Researchers create a device to streamline interactions between ultra-cold and room-temperature computers. Up to now, metal cables have been used to connect deep-frozen quantum processors (QPU) with the traditional evaluation electronics that work at room temperature. The downside: you heat up the QPU, which is highly undesirable because heat destroys the quantum states. 

Electricity flowing through a metal coil generates electric (purple) and magnetic (faint green) fields. This changes the properties of the substrate, which tunes the resonance ring (red) to different frequencies. The whole setup enables the scientists to convert a continuous beam of light (red on left) into pulses that can carry data through a fiber-optic cable. Photo Credit: BRIAN LONG

Superconducting QPUs operate at temperatures just a few thousandths of a degree above absolute zero. Today, in the cryogenic systems that cool the QPUs to the desired temperatures, metal lines are used to get the signals in and out. Not too many signals must be transmitted at a time, because that would heat up the wires too much, which would then destroy the quantum states in the QPU.  

The magneto-optical modulator circumvents the problem: it uses a magnetic field to convert electrical current into light pulses that are coupled into optical cables. On the one hand, this minimizes the heat input into the QPU because, unlike metal, glass is a poor conductor of heat. On the other hand, fiber optic cables allow a transmission rate that is 1000 times higher, which is used as standard in telecommunications and for high-speed data transmission in data centers, for example. 

"With this we have produced the first high-speed modulator that works on the basis of the electro-optical effect. It makes it possible to connect deep-frozen systems such as QPUs based on superconductors with control and evaluation electronics that work at room temperature - in such a way that on the one hand not too much heat is transferred to the QPU and on the other hand the data transmission rate can be significantly increased. That's how we kill two birds with one stone," says Paolo Pintus of UC Santa Barbara's Optoelectronics Research Group, who led the development of the new magneto-optical modulator. 

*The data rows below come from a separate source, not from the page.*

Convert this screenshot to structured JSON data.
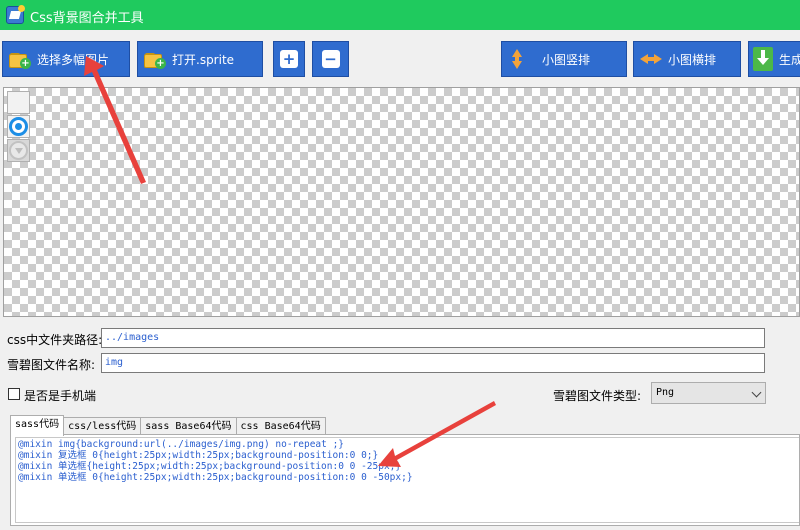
{
  "window": {
    "title": "Css背景图合并工具"
  },
  "toolbar": {
    "select_images_label": "选择多幅图片",
    "open_sprite_label": "打开.sprite",
    "zoom_in_glyph": "+",
    "zoom_out_glyph": "−",
    "arrange_vertical_label": "小图竖排",
    "arrange_horizontal_label": "小图横排",
    "generate_label": "生成"
  },
  "form": {
    "css_path_label": "css中文件夹路径:",
    "css_path_value": "../images",
    "sprite_name_label": "雪碧图文件名称:",
    "sprite_name_value": "img",
    "mobile_checkbox_label": "是否是手机端",
    "mobile_checked": false,
    "file_type_label": "雪碧图文件类型:",
    "file_type_value": "Png"
  },
  "tabs": [
    {
      "label": "sass代码",
      "active": true
    },
    {
      "label": "css/less代码",
      "active": false
    },
    {
      "label": "sass Base64代码",
      "active": false
    },
    {
      "label": "css Base64代码",
      "active": false
    }
  ],
  "code_lines": [
    "@mixin img{background:url(../images/img.png) no-repeat ;}",
    "@mixin 复选框 0{height:25px;width:25px;background-position:0 0;}",
    "@mixin 单选框{height:25px;width:25px;background-position:0 0 -25px;}",
    "@mixin 单选框 0{height:25px;width:25px;background-position:0 0 -50px;}"
  ],
  "colors": {
    "titlebar": "#1fca5e",
    "toolbar_button": "#2f6ccf",
    "code_text": "#2b5fcf",
    "annotation_arrow": "#e8413c"
  },
  "icons": [
    "app-icon",
    "folder-add-icon",
    "plus-icon",
    "minus-icon",
    "arrows-vertical-icon",
    "arrows-horizontal-icon",
    "download-icon"
  ]
}
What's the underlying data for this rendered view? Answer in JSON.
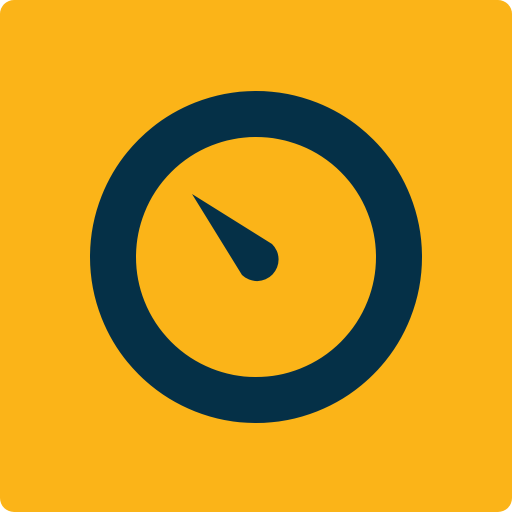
{
  "icon": {
    "name": "gauge-icon",
    "colors": {
      "background": "#FBB418",
      "foreground": "#053047"
    }
  }
}
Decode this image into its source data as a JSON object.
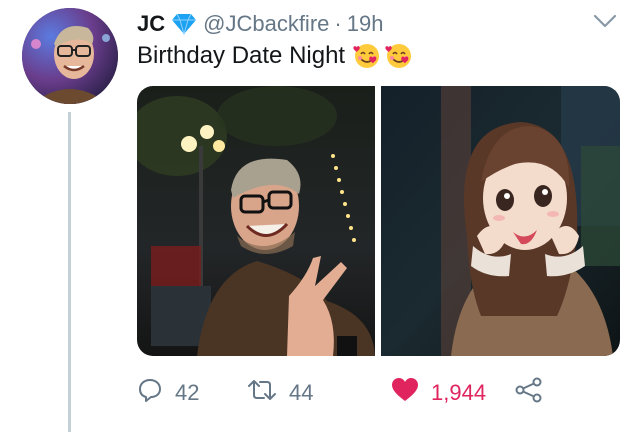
{
  "tweet": {
    "author_name": "JC",
    "handle": "@JCbackfire",
    "separator": "·",
    "time": "19h",
    "text": "Birthday Date Night"
  },
  "icons": {
    "verified": "diamond-icon",
    "menu": "chevron-down-icon",
    "emoji": "smiling-face-with-hearts-emoji",
    "reply": "reply-icon",
    "retweet": "retweet-icon",
    "like": "heart-icon",
    "share": "share-icon"
  },
  "stats": {
    "replies": "42",
    "retweets": "44",
    "likes": "1,944"
  },
  "colors": {
    "like": "#e0245e",
    "verified": "#1da1f2",
    "muted": "#657786"
  }
}
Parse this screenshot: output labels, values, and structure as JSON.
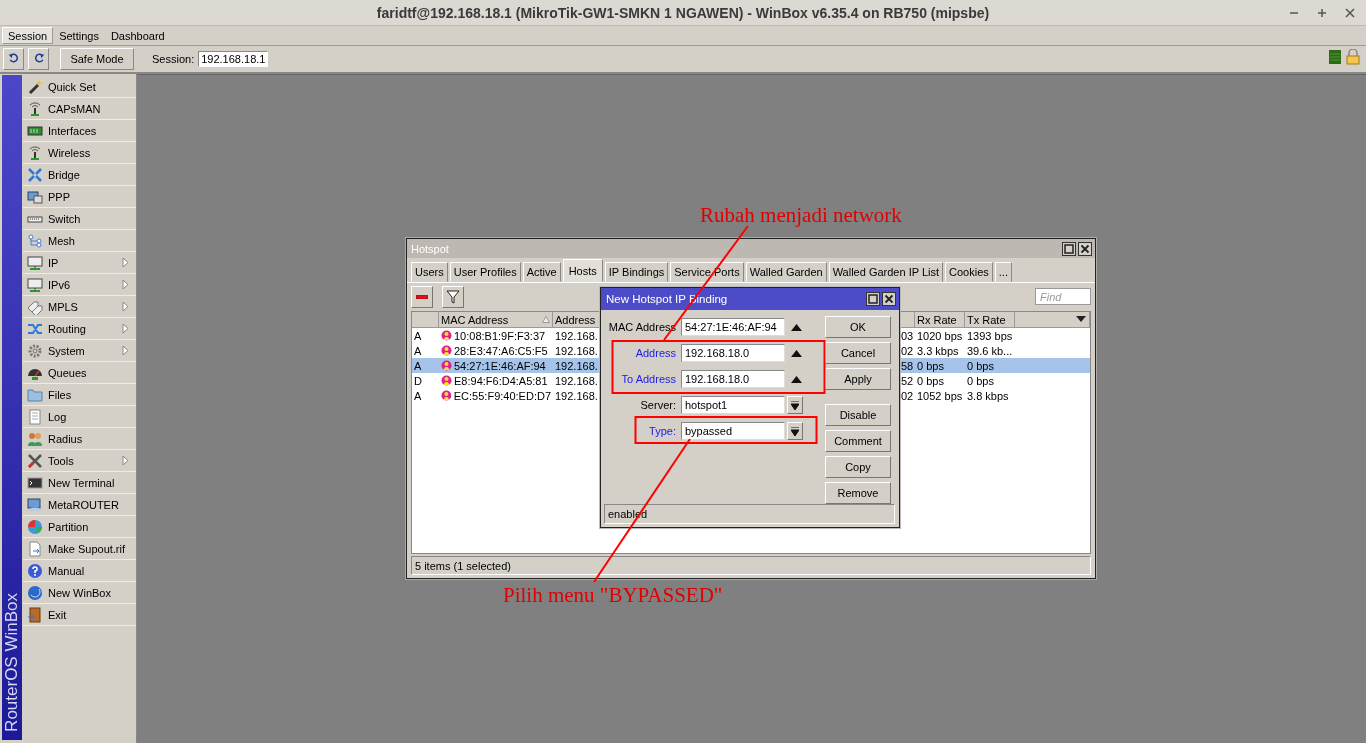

However, the electrical signals must be converted into light signals. The modulators required for this have been available for a long time - but are not suitable for temperatures close to absolute zero. So the researchers at UC Santa Barbara had to look for a new approach. In their modulator, they use the "magneto-optical effect" to convert electric current into light pulses: the electric current creates a magnetic field that changes the refractive index of an artificial garnet. Based on this, the scientists can regulate the amplitude of the light that circulates in a micro-ring oscillator and interacts with the garnet. In this way, dark and light pulses can be generated so that information is transmitted in a similar way to Morse code. 

The magneto-optic modular: Gold coil (top), synthetic garnet ( green in middle), silicon micro-ring resonator and waveguide (bottom). Port 1 and 2 are the input and output for the optical transmission. Photo Credit: PAOLO PINTUS ET AL.

During development, the researchers made sure to use components that are already being manufactured in large quantities and to manufacture the modulator using standard processes. They work with a light wavelength of 1,550 nm, which is common in data transmission. 

Other scientists had already developed modulators, designed like a capacitor, that use electric fields to convert electricity into light. But they have high impedance, which ill-matches superconducting QPUs, which have zero impedance. Because the modulators that take advantage of the electro-optic effect have low impedance, they should be far better suited to interface with the superconducting QPUs.

The data transmission rate of the new modulator is 2 Gb/s, which is low compared to the 200 or even 400 Gb/s used in today's data centers. According to Pintus, this is a very good value for a first demonstration. However, the researchers are not yet where they want to be. In order to be able to advance into real applications, the modules would have to become significantly more efficient. But here, too, a way is emerging: The garnet could be replaced by a better material. According to Pintus, the electro-optical effect in europium-based materials is 300 times higher than in garnet. 

"Our research on previously unknown magneto-optical materials that work at very low temperatures could pave the way to a new class of energy-efficient cryosystems," says Pintus.